- Developing Earth observations capabilities on orbiting platforms for both human crews and robotic payloads
- Understanding the historical development of the Apollo Program, particularly how it relates to science operations decision making and requirements development
- Logistical requirements for remote terrestrial field science operations, including operations in Central America, Antarctica and the high Arctic
- Army Commendation Medal
- NASA Medal for Exceptional Public Service
- Antarctic Service Medal
- NASA Astronaut Corp Award for Human Spaceflight Achievement (the “Silver Snoopy”)
- St. Lawrence University Geology Department William T. Elberty Medal
- St. Lawrence University Alumni Citation
Wendell W. Mendell, Ph.D.
Dr. Wendell Mendell is a Planetary Scientist who retired from NASA at the end of 2013 after 50 years of service. He is married and has four children. Dr. Mendell has a B.S. in physics from CalTech; a M.S. in physics from UCLA; and a M.S. in Space Science and a Ph.D. in Space Physics and Astronomy from Rice University.
At the Johnson Space Center, he most recently served as Assistant Director for Exploration in the Directorate for Astromaterials Research and Exploration Science (ARES). He also held the position of Chief of the Office of Lunar and Planetary Exploration within the Constellation Program.
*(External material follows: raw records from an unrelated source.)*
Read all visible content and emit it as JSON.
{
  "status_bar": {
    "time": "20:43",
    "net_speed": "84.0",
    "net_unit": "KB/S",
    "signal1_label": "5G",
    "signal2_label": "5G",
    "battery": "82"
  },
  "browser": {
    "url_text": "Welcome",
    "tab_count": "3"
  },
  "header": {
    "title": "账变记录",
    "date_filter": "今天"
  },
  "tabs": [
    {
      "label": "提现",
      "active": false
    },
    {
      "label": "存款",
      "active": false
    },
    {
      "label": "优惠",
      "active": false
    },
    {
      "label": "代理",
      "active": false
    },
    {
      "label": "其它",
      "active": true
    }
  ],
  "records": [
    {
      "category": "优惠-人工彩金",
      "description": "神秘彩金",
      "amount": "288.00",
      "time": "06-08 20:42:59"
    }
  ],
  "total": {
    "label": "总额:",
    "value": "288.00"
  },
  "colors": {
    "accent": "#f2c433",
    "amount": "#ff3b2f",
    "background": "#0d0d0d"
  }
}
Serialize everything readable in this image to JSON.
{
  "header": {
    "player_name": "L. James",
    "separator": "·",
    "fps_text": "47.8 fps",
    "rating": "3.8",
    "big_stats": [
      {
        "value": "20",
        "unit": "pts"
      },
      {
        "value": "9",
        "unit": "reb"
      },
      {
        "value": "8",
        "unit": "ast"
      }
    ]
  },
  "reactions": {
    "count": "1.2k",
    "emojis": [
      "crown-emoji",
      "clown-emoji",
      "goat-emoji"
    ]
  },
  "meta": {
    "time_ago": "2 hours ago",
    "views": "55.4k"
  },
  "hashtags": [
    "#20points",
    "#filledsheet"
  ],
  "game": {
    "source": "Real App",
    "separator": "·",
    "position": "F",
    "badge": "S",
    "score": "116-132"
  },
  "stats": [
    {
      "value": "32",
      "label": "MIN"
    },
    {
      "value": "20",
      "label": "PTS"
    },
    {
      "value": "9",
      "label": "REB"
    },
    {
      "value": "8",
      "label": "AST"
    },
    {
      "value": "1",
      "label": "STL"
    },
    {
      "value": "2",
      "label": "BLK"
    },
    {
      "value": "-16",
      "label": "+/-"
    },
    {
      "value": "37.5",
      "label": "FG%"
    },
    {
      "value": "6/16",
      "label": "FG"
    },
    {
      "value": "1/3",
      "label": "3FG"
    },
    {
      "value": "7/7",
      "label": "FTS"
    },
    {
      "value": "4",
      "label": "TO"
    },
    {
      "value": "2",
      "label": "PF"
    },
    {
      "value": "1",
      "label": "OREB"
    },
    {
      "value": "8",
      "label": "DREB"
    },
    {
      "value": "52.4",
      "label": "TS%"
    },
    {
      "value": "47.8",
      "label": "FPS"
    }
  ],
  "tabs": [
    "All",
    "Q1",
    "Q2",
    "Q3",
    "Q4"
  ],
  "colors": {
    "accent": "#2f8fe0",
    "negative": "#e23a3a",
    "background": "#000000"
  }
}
In that position, he acted as a liaison between the scientific community and the Constellation Program, responsible for implementing the Presidential Vision for Space Exploration. Earlier, he served as Chief of the Office of Human Exploration Science within ARES and Deputy Division Chief for the Solar System Exploration Division.
His scientific research focus was remote sensing of planetary surfaces, specializing in thermal emission radiometry and spectroscopy of the Moon. He was Co-Investigator on the Infrared Scanning Radiometer (ISR) instrument that was flown in lunar orbit on the Apollo 17 CSM. He was presented with an award from NASA for that work at the10th Anniversary celebrations of the Apollo Program. He has been editor for nine technical volumes and has published over 40 articles in professional journals and conference proceedings. He is also author of numerous abstracts and short papers presented at technical conferences.
Beginning in 1982, his activities in NASA focused on planning and advocacy of human exploration of the solar system, especially on the establishment of a permanent human base on the Moon. His interests lay as much with policy issues as with technical solutions. He is most well known as the editor of the volume, Lunar Bases and Space Activities of the 21st Century; and he received the 1988 Space Pioneer Award for Science and Engineering from the National Space Society for this work.
Dr. Mendell is an Emeritus Faculty of the International Space University, an appointment honoring his work teaching during the first decade of that organization. At the ISU, he led Design Projects for an International Lunar Base (1988), International Mars Mission (1991), International Lunar Farside Observatory and Science Station (1993), Vision 20/20 [a sampling of the future as seen by young space professionals] (1995), and Space Tourism: From Dream to Reality (2000). He lectured during the summer sessions of 1989, 1990, 1992, 1994, 1996, 1997, 1998, and 2014.
He belongs to several professional scientific and engineering societies. He has been elected to the International Academy of Astronautics, where he has served on Academic Commissions and IAA Cosmic Studies. He has delivered numerous papers at the International Astronautical Congresses and has organized technical sessions therein. In the American Institute of Aeronautics and Astronautics (AIAA) he is an Associate Fellow and has chaired the Space Science and Astronomy Technical Committee and sits on the International Activities Committee, both at the national level. He has delivered papers and organized technical sessions at AIAA conferences. He served on (and chaired) the Executive Committee of the Aerospace Division of the American Society of Civil Engineers. He also belongs to the American Physical society and is a life member of the American Geophysical Union.